And when I say ex-pat, I’m actually only referring to those foreign residents who make no attempts to integrate, as opposed to the many that do.
“93 555 6724 Perkins”. That is the unexpected response I got when phoning an English work colleague here many years ago. She lived down the coast in Sitges, and hearing her answer the phone in this way came as quite a shock to someone who’d lived in Catalonia for several years. The most obvious impression it made on me is that I was dealing with someone who had not made even the first attempt to integrate into their adopted society. Her answering the phone using, first, the English language, and secondly an old-fashioned way of doing it - the number followed by the name - felt like entering some bizarre ex-pat world. And when I say ex-pat, I’m actually only referring to those foreign residents who make no attempts to integrate, as opposed to the many that do.
For the record, when answering the phone to a number they don’t know here people usually say “Digui’m” (literally ’tell me’ in English) or “Digui” or simply “Sí” or “Hola”? Indeed, some readers may remember a TV programme some years ago called “Digui Digui”, which was aimed at teaching Catalan to Spanish speakers.
When I come into contact with ex-pats who complain about “the locals”, I wonder what their opinion would be of immigrants to their own country who failed to make any attempt to learn the language or integrate. I doubt they would have much time for them, to say the least. The Catalan independence process has its detractors among such people, and it’s therefore not unusual for me to find myself debating it with them. Sadly, I soon realise that most ex-pats I talk to on the subject have no knowledge whatsoever of the Spanish government and constitutional courts’ machinations in recent years and how this has soured relations to the point that many Catalans now want a complete separation.
What I hear all too often is irrelevant comments like “Do you think Catalan politicians would be any less corrupt in an independent Catalonia?”, entirely missing the point about why a proportion of Catalans want to separate from a state that represses Catalan laws aimed at respecting Catalonia’s identity through its language, traditions and history and takes its democratically elected politicians to court for pursuing their mandate. My argument always seems to end up being “How can you have an opinion on Catalan independence if your only source of information is at best the Spanish-biased Madrid press and otherwise news sources from your own country, which also take the Madrid papers’ views and news as gospel on what’s happening in Spain?” I would hope that the daily English translations of Catalan news we provide in El Punt Avui and on the Catalonia Today website help some ex-pats to at least be minimally informed on Catalans’ reasons for wanting their own nation, or at least a referendum to find out how many of them do.

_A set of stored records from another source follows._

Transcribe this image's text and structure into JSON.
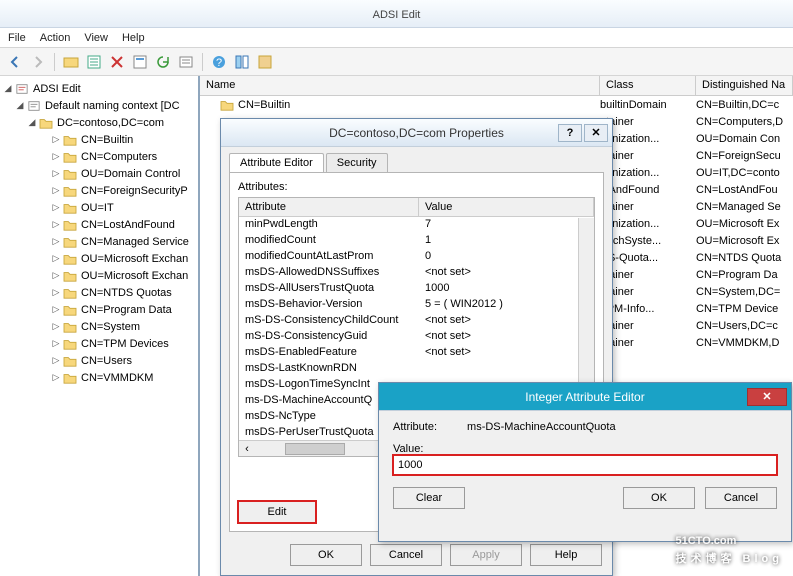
{
  "window": {
    "title": "ADSI Edit"
  },
  "menus": [
    "File",
    "Action",
    "View",
    "Help"
  ],
  "tree": {
    "root": "ADSI Edit",
    "ctx": "Default naming context [DC",
    "dc": "DC=contoso,DC=com",
    "children": [
      "CN=Builtin",
      "CN=Computers",
      "OU=Domain Control",
      "CN=ForeignSecurityP",
      "OU=IT",
      "CN=LostAndFound",
      "CN=Managed Service",
      "OU=Microsoft Exchan",
      "OU=Microsoft Exchan",
      "CN=NTDS Quotas",
      "CN=Program Data",
      "CN=System",
      "CN=TPM Devices",
      "CN=Users",
      "CN=VMMDKM"
    ]
  },
  "list": {
    "headers": [
      "Name",
      "Class",
      "Distinguished Na"
    ],
    "rows": [
      {
        "n": "CN=Builtin",
        "c": "builtinDomain",
        "d": "CN=Builtin,DC=c"
      },
      {
        "n": "",
        "c": "ntainer",
        "d": "CN=Computers,D"
      },
      {
        "n": "",
        "c": "ganization...",
        "d": "OU=Domain Con"
      },
      {
        "n": "",
        "c": "ntainer",
        "d": "CN=ForeignSecu"
      },
      {
        "n": "",
        "c": "ganization...",
        "d": "OU=IT,DC=conto"
      },
      {
        "n": "",
        "c": "stAndFound",
        "d": "CN=LostAndFou"
      },
      {
        "n": "",
        "c": "ntainer",
        "d": "CN=Managed Se"
      },
      {
        "n": "",
        "c": "ganization...",
        "d": "OU=Microsoft Ex"
      },
      {
        "n": "",
        "c": "ExchSyste...",
        "d": "OU=Microsoft Ex"
      },
      {
        "n": "",
        "c": "DS-Quota...",
        "d": "CN=NTDS Quota"
      },
      {
        "n": "",
        "c": "ntainer",
        "d": "CN=Program Da"
      },
      {
        "n": "",
        "c": "ntainer",
        "d": "CN=System,DC="
      },
      {
        "n": "",
        "c": "TPM-Info...",
        "d": "CN=TPM Device"
      },
      {
        "n": "",
        "c": "ntainer",
        "d": "CN=Users,DC=c"
      },
      {
        "n": "",
        "c": "ntainer",
        "d": "CN=VMMDKM,D"
      }
    ]
  },
  "propDlg": {
    "title": "DC=contoso,DC=com Properties",
    "tabs": [
      "Attribute Editor",
      "Security"
    ],
    "label": "Attributes:",
    "cols": [
      "Attribute",
      "Value"
    ],
    "rows": [
      {
        "a": "minPwdLength",
        "v": "7"
      },
      {
        "a": "modifiedCount",
        "v": "1"
      },
      {
        "a": "modifiedCountAtLastProm",
        "v": "0"
      },
      {
        "a": "msDS-AllowedDNSSuffixes",
        "v": "<not set>"
      },
      {
        "a": "msDS-AllUsersTrustQuota",
        "v": "1000"
      },
      {
        "a": "msDS-Behavior-Version",
        "v": "5 = ( WIN2012 )"
      },
      {
        "a": "mS-DS-ConsistencyChildCount",
        "v": "<not set>"
      },
      {
        "a": "mS-DS-ConsistencyGuid",
        "v": "<not set>"
      },
      {
        "a": "msDS-EnabledFeature",
        "v": "<not set>"
      },
      {
        "a": "msDS-LastKnownRDN",
        "v": ""
      },
      {
        "a": "msDS-LogonTimeSyncInt",
        "v": ""
      },
      {
        "a": "ms-DS-MachineAccountQ",
        "v": ""
      },
      {
        "a": "msDS-NcType",
        "v": ""
      },
      {
        "a": "msDS-PerUserTrustQuota",
        "v": ""
      }
    ],
    "edit": "Edit",
    "buttons": {
      "ok": "OK",
      "cancel": "Cancel",
      "apply": "Apply",
      "help": "Help"
    }
  },
  "intDlg": {
    "title": "Integer Attribute Editor",
    "attrLabel": "Attribute:",
    "attrValue": "ms-DS-MachineAccountQuota",
    "valLabel": "Value:",
    "value": "1000",
    "clear": "Clear",
    "ok": "OK",
    "cancel": "Cancel"
  },
  "watermark": {
    "big": "51CTO.com",
    "small": "技术博客   Blog"
  }
}
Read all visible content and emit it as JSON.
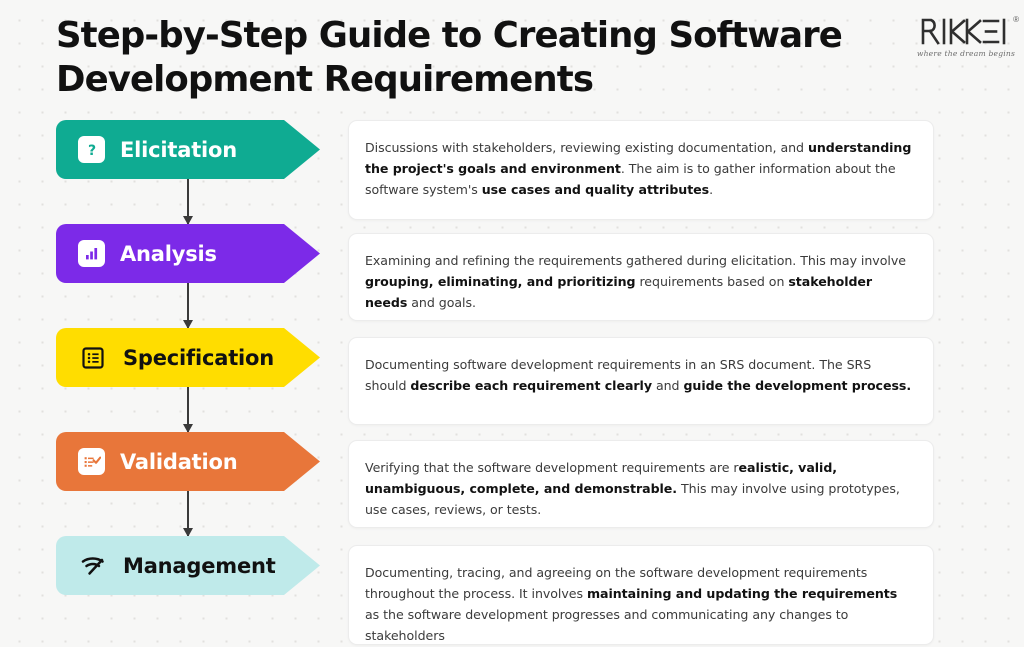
{
  "header": {
    "title": "Step-by-Step Guide to Creating Software\nDevelopment Requirements",
    "logo": {
      "name": "RIKKEI",
      "registered": "®",
      "tagline": "where the dream begins"
    }
  },
  "colors": {
    "background": "#f7f7f6",
    "step1": "#0fab92",
    "step2": "#7c2ae8",
    "step3": "#ffdd00",
    "step4": "#e8763a",
    "step5": "#bfeaea",
    "card_background": "#ffffff",
    "card_border": "#ececec",
    "arrow": "#3a3a3a",
    "title_text": "#111111",
    "body_text": "#3b3b3b"
  },
  "steps": [
    {
      "label": "Elicitation",
      "icon": "question-mark-icon",
      "color": "#0fab92",
      "label_color": "#ffffff",
      "icon_color": "#0fab92",
      "description_runs": [
        {
          "text": "Discussions with stakeholders, reviewing existing documentation, and ",
          "bold": false
        },
        {
          "text": "understanding the project's goals and environment",
          "bold": true
        },
        {
          "text": ". The aim is to gather information about the software system's ",
          "bold": false
        },
        {
          "text": "use cases and quality attributes",
          "bold": true
        },
        {
          "text": ".",
          "bold": false
        }
      ]
    },
    {
      "label": "Analysis",
      "icon": "bar-chart-icon",
      "color": "#7c2ae8",
      "label_color": "#ffffff",
      "icon_color": "#7c2ae8",
      "description_runs": [
        {
          "text": "Examining and refining the requirements gathered during elicitation. This may involve ",
          "bold": false
        },
        {
          "text": "grouping, eliminating, and prioritizing",
          "bold": true
        },
        {
          "text": " requirements based on ",
          "bold": false
        },
        {
          "text": "stakeholder needs",
          "bold": true
        },
        {
          "text": " and goals.",
          "bold": false
        }
      ]
    },
    {
      "label": "Specification",
      "icon": "document-list-icon",
      "color": "#ffdd00",
      "label_color": "#111111",
      "icon_color": "#111111",
      "description_runs": [
        {
          "text": "Documenting software development requirements in an SRS document. The SRS should ",
          "bold": false
        },
        {
          "text": "describe each requirement clearly",
          "bold": true
        },
        {
          "text": " and ",
          "bold": false
        },
        {
          "text": "guide the development process.",
          "bold": true
        }
      ]
    },
    {
      "label": "Validation",
      "icon": "checklist-icon",
      "color": "#e8763a",
      "label_color": "#ffffff",
      "icon_color": "#e8763a",
      "description_runs": [
        {
          "text": "Verifying that the software development requirements are r",
          "bold": false
        },
        {
          "text": "ealistic, valid, unambiguous, complete, and demonstrable.",
          "bold": true
        },
        {
          "text": " This may involve using prototypes, use cases, reviews, or tests.",
          "bold": false
        }
      ]
    },
    {
      "label": "Management",
      "icon": "broadcast-signal-icon",
      "color": "#bfeaea",
      "label_color": "#111111",
      "icon_color": "#111111",
      "description_runs": [
        {
          "text": "Documenting, tracing, and agreeing on the software development requirements throughout the process. It involves ",
          "bold": false
        },
        {
          "text": "maintaining and updating the requirements",
          "bold": true
        },
        {
          "text": " as the software development progresses and communicating any changes to stakeholders",
          "bold": false
        }
      ]
    }
  ]
}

So the big questions to my mind now are, will ex-pats, Britalans and other foreign residents be allowed to vote in the October 1st referendum on Catalan independence? And if they are, how far will that affect the outcome ?
- Catalonia Today 02-07-2017 Pàgina 9